- [Try it]
Which lines of the records contain the word "JSON"? Copy each one.

- [Given entries]

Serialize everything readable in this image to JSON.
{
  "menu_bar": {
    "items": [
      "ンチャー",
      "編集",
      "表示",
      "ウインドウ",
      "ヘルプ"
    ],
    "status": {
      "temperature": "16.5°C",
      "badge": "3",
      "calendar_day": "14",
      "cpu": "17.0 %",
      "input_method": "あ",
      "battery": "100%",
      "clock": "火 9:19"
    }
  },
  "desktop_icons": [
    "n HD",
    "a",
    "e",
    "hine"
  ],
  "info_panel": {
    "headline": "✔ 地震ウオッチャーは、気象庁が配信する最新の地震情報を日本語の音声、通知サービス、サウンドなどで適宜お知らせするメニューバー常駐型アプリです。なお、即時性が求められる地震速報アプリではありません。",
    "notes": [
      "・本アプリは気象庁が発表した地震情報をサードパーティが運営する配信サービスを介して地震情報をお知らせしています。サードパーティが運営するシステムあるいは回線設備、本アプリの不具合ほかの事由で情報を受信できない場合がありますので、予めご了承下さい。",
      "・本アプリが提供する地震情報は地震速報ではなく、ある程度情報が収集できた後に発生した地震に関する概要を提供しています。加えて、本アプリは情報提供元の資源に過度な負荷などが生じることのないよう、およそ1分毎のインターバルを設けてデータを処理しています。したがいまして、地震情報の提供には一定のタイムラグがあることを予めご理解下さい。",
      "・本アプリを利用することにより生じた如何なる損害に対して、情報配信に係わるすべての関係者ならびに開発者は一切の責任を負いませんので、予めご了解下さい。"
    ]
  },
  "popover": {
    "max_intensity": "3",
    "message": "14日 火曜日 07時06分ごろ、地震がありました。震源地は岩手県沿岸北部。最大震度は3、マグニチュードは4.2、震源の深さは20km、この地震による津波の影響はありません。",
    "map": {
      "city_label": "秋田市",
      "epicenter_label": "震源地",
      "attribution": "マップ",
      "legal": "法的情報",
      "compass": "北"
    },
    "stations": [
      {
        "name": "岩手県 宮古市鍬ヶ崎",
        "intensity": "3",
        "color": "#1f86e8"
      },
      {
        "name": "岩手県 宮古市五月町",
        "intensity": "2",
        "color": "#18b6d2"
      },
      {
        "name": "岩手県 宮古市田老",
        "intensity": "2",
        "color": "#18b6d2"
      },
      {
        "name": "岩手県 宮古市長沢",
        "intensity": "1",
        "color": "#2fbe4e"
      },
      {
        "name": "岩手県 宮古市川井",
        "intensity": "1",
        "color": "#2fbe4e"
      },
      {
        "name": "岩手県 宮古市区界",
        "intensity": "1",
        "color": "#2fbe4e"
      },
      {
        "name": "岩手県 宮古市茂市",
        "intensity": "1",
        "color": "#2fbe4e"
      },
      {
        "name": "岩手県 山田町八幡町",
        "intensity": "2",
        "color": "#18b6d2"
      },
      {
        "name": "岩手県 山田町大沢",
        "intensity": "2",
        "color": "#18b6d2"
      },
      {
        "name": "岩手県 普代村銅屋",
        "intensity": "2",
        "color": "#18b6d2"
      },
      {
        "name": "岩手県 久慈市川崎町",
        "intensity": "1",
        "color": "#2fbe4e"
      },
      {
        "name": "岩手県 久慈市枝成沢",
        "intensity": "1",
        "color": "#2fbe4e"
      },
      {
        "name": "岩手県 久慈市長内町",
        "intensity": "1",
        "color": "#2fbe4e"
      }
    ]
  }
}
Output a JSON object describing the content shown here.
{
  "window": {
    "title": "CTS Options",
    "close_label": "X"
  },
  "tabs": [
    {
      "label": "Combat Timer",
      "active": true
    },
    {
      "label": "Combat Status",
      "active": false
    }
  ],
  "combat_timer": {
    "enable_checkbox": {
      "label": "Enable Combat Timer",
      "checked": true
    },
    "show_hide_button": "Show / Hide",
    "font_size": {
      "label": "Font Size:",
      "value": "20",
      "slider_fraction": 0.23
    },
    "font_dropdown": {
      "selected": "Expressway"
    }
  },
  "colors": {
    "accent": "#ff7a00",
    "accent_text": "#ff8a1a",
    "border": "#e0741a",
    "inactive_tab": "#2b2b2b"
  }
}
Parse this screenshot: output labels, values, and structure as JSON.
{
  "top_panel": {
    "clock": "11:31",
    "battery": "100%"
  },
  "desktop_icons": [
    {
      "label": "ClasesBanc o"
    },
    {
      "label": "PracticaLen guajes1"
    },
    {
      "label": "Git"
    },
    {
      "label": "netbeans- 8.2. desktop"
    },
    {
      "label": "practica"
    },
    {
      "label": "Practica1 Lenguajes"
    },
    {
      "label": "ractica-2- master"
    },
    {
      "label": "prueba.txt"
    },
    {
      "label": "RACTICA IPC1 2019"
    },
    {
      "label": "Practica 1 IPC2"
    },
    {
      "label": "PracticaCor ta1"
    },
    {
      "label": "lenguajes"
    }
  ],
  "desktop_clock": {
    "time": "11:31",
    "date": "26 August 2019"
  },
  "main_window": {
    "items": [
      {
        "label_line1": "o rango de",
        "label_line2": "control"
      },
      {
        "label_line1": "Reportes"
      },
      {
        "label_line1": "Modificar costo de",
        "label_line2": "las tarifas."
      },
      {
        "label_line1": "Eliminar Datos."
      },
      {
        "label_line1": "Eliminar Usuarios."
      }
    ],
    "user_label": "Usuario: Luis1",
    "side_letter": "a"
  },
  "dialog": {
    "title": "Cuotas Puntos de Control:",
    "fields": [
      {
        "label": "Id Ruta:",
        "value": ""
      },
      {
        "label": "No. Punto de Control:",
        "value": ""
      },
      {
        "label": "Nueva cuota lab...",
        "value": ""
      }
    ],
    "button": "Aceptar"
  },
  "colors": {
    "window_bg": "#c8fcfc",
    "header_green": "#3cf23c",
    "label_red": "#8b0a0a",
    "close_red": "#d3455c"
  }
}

- [Reply to the task]
Serialize everything readable in this image to JSON.
Output a JSON object describing the content shown here.
Parse this screenshot: output labels, values, and structure as JSON.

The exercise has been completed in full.